● **Action item**
Copy each line of the entries that contains the word "отдача".

Dataset rows for apps and sites

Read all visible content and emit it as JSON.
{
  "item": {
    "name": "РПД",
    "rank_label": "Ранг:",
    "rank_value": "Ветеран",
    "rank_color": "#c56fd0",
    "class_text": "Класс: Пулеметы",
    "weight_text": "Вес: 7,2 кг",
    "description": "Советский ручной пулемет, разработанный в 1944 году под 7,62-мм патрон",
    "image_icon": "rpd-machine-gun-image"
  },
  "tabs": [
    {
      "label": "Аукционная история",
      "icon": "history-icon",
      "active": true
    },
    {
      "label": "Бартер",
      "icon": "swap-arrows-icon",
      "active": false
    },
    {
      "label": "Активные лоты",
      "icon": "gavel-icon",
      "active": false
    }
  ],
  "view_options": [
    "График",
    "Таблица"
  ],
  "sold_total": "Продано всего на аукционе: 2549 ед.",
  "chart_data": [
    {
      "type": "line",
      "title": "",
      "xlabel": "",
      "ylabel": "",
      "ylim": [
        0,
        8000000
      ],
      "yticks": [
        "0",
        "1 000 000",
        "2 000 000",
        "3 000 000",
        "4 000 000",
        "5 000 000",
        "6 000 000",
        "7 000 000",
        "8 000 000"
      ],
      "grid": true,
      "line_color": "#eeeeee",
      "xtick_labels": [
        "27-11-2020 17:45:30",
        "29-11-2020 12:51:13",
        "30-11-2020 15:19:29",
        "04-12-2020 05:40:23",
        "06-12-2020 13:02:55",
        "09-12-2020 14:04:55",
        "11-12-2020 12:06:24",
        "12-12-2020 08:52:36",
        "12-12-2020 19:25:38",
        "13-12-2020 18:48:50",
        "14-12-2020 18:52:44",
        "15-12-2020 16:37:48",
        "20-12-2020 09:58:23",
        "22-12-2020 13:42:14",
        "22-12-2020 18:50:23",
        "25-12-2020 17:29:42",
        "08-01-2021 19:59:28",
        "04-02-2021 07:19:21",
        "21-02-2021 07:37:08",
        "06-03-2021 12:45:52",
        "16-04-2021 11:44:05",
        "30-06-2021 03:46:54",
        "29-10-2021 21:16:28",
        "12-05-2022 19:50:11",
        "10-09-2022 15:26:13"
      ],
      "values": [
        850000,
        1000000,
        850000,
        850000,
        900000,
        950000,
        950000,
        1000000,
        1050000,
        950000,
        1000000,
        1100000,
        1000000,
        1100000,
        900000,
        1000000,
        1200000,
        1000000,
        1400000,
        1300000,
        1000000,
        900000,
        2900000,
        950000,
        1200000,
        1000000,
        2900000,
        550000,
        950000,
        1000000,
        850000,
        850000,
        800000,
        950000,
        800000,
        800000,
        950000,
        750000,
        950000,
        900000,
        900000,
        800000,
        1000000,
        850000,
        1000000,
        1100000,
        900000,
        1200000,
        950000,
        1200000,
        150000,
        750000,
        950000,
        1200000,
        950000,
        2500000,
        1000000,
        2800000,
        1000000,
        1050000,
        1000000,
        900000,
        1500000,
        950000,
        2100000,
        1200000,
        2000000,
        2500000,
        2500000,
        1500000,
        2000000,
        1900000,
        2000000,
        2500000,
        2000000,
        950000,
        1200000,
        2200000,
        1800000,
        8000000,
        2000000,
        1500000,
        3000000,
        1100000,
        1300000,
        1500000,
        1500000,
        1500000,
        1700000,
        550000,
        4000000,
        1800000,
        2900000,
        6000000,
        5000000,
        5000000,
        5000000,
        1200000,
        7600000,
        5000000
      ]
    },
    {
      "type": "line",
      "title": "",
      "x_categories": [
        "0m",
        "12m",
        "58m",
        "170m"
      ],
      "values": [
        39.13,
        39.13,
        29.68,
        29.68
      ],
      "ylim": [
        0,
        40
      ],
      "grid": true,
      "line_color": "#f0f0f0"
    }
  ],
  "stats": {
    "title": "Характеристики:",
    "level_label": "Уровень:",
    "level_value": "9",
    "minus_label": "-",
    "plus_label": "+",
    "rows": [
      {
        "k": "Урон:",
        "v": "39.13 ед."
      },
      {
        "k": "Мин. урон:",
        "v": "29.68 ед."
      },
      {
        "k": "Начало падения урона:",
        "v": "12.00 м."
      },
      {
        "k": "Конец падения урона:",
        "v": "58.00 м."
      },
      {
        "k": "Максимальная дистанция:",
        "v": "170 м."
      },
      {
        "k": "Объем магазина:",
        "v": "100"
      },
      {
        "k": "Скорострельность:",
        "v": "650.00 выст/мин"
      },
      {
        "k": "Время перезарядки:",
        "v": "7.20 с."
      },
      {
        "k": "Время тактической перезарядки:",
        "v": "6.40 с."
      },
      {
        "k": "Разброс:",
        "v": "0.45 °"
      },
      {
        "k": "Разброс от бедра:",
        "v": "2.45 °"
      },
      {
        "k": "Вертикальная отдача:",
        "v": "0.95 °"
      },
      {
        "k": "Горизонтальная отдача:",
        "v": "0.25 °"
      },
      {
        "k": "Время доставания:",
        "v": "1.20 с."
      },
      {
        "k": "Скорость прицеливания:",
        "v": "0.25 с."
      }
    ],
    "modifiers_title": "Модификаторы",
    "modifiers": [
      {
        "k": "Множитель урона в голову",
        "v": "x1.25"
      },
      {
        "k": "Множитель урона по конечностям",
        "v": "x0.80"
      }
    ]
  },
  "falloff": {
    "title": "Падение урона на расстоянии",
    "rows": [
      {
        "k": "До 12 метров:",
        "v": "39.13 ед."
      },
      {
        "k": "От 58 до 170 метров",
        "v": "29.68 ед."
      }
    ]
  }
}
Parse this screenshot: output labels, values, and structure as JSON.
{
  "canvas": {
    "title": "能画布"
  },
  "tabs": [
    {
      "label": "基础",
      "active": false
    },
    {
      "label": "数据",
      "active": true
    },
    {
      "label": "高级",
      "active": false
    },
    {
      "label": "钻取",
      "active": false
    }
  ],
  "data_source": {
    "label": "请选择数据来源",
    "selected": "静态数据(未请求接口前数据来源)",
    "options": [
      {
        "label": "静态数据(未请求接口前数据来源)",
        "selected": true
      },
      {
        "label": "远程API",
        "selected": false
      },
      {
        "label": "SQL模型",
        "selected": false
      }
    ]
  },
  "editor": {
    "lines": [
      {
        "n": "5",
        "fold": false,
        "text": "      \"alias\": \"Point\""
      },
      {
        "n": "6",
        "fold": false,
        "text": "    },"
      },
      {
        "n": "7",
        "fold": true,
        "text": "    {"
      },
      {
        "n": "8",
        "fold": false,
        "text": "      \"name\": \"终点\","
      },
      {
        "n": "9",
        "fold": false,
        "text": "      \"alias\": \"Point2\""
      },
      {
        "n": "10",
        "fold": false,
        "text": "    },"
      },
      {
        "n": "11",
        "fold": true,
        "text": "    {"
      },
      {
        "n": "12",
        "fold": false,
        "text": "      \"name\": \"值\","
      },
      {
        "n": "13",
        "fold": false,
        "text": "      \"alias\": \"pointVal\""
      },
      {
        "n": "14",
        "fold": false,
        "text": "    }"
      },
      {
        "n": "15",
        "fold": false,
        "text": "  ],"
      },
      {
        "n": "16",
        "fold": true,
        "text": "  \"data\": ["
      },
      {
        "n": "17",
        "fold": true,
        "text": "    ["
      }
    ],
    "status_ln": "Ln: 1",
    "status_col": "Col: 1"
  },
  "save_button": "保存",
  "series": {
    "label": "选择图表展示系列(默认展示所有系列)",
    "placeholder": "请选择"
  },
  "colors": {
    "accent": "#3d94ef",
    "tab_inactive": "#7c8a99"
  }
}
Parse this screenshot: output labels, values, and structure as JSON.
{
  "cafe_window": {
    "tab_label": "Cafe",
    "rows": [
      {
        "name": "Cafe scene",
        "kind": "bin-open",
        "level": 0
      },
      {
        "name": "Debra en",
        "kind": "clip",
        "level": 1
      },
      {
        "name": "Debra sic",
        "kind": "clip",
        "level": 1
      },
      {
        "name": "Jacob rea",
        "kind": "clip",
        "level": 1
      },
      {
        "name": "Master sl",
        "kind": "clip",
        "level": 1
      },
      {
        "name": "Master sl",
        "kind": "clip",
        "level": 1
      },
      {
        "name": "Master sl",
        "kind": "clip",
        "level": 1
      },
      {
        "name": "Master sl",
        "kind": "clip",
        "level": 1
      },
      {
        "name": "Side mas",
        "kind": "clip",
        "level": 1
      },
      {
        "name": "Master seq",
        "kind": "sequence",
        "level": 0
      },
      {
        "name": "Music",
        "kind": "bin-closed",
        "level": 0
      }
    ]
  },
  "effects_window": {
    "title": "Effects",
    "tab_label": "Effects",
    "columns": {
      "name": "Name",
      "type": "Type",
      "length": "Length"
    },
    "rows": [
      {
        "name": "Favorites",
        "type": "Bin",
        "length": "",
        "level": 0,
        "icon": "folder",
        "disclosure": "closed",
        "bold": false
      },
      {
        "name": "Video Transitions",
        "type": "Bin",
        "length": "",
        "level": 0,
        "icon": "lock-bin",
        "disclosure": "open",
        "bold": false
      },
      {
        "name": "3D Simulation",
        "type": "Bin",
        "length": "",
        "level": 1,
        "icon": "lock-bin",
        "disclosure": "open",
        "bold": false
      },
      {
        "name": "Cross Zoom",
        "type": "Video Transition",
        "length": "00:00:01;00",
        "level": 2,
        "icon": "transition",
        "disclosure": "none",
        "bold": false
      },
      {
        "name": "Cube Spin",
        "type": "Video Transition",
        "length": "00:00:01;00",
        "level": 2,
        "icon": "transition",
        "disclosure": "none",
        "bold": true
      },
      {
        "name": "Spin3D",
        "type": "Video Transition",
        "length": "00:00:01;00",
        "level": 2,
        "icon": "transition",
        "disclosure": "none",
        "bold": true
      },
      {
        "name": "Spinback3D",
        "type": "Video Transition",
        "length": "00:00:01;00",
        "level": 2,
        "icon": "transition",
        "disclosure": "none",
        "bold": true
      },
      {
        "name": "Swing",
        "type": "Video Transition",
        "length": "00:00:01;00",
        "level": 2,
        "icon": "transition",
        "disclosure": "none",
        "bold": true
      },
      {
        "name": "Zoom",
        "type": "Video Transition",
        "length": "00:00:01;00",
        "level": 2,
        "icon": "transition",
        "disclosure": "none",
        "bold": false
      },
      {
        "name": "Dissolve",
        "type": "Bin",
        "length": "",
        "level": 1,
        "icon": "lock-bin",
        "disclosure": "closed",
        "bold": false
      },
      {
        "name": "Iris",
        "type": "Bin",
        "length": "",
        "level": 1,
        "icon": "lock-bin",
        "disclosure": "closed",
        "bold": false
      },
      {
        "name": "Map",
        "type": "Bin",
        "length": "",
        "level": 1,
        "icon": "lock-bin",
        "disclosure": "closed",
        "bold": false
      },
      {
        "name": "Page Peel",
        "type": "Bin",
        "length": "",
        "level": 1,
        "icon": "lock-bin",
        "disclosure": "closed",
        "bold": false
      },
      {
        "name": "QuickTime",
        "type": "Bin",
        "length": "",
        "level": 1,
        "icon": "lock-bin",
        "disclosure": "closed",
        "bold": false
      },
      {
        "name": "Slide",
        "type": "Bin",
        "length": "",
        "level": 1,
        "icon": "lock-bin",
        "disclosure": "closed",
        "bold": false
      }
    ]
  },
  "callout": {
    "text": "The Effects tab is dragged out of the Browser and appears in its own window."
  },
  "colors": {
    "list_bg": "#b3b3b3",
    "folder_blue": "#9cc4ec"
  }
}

● **Response area**
        "k": "Вертикальная отдача:",
        "k": "Горизонтальная отдача:",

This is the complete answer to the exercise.